An April 2006 study by the National Renewable Energy Laboratory assessed the benefits PHEVs could provide for wind energy, concluding that “PHEVs could be a significant enabling factor for increased penetration of wind energy.”7 This study examined three scenarios for PHEV penetration by the year 2050: An aggressive scenario in which 50 percent of the nation’s light-duty vehicles are replaced by PHEVs with an effective battery-powered driving range of 60 miles; a more conservative scenario with a lower penetration; and a scenario with no PHEV use. In the high-PHEV scenario, the benefits of PHEVs allow windpower to double its market penetration compared to the scenario without PHEVs. While overall electricity use increases by 7.3 percent in this scenario because of the additional demand from PHEVs, the use of natural gas and coal actually decreases because wind energy provides a significant share of the electricity for the PHEVs.

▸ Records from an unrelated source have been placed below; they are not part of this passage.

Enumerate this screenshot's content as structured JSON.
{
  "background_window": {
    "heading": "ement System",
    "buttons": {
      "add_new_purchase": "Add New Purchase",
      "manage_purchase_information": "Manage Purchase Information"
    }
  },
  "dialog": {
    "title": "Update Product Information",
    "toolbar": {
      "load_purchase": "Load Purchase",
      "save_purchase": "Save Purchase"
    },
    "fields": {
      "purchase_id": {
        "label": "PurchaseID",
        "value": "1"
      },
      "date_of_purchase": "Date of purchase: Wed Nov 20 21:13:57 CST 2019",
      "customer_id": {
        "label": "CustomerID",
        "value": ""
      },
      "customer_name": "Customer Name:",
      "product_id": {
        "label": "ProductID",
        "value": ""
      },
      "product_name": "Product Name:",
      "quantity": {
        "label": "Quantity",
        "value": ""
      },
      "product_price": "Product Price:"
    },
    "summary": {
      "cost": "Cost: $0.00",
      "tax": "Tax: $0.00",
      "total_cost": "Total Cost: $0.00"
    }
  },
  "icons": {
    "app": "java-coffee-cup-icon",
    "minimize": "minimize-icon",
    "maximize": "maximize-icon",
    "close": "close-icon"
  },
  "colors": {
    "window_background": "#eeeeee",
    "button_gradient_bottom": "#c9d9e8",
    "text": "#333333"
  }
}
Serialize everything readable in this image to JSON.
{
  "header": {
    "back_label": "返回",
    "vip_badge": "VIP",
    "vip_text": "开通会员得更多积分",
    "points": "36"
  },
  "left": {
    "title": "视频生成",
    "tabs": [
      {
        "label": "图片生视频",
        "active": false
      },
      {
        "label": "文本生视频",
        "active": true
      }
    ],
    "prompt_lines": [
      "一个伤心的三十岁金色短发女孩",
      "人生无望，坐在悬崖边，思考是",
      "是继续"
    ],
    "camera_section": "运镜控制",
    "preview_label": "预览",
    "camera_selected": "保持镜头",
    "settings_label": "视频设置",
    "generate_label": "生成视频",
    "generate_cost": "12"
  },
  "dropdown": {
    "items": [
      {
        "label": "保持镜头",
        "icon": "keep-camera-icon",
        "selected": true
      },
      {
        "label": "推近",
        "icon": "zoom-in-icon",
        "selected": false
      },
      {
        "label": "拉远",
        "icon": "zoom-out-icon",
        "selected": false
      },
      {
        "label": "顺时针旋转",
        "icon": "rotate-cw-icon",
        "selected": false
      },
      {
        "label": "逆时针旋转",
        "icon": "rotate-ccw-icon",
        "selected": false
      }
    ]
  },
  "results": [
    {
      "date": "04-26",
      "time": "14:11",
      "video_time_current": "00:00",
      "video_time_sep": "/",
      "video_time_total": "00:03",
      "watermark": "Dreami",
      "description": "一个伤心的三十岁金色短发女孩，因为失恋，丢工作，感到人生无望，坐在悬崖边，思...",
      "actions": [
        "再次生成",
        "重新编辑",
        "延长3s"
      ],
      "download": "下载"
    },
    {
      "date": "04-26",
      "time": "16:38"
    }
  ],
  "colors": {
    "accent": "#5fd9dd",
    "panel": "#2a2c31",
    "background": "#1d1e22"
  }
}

The scenario with a lower penetration of PHEVs also found significant benefits for wind power, with wind generation increasing by 13 percent over the no-PHEVs scenario. Aggregate emissions were reduced in both the aggressive and conservative PHEV scenarios, as more transportation energy comes from clean, inexhaustible, and domestically-produced wind energy.
Wind-powered cars aren’t the only solution to the transportation sector’s environmental and energy-independence challenges. Meeting those challenges inevitably will mean dramatic changes to entire sectors of the economy—a reality that makes consideration of multiple models an appropriate and necessary response.
Yet wind power, enjoying its newfound position as a mainstream energy source, seems to be at the center of most plans for America’s energy future. This year, for example, T. Boone Pickens unveiled an energy plan under which much of the nation’s vehicle fleet would be powered not by electricity but by natural gas. In unveiling the plan, Pickens captured the public’s attention with a multi-million dollar media campaign rife with spinning wind turbines.
Under the Pickens plan, wind power would replace large amounts of natural-gas fired generation in the electric industry, freeing the natural gas saved to be used in the transportation sector. So regardless of the model, wind energy will be a key part of the equation for cutting dependence on foreign oil. And under that new paradigm, 20-percent wind energy penetration becomes only a starting point.
1. 20 percent Wind Energy by 2030, U.S. Department of Energy Office of Efficiency and Renewable Energy, July 2008.
2. “Impacts Assessment of Plug-In Hybrid Vehicles on Electric Utilities and Regional U.S. Power Grids – Part 1: Technical Analysis”, Pacific Northwest National Laboratory, November 2007.
3. Environmental Assessment of Plug-In Hybrid Electric Vehicles, EPRI and NRDC Report, 2007.
4. “Plug In Hybrids on the Horizon,” EPRI Journal, Spring 2008.
5. Potential Impacts of Plug-in Hybrid Electric Vehicles on Regional Power Generation, Stanton W. Hadley and Alexandra Tsvetkova, Oak Ridge National Laboratory, January 2008.
6. EPRI Press Release, “EPRI, GM, 34 Utilities Collaborate to Advance Plug-In Hybrid Electric Vehicles,” July 22, 2008.
7. A Preliminary Assessment of Plug-In Hybrid Electric Vehicles on Wind Energy Markets, W. Short and P. Denholm, National Renewable Energy Laboratory, Technical Report NREL/TP-620-39729, April 2006.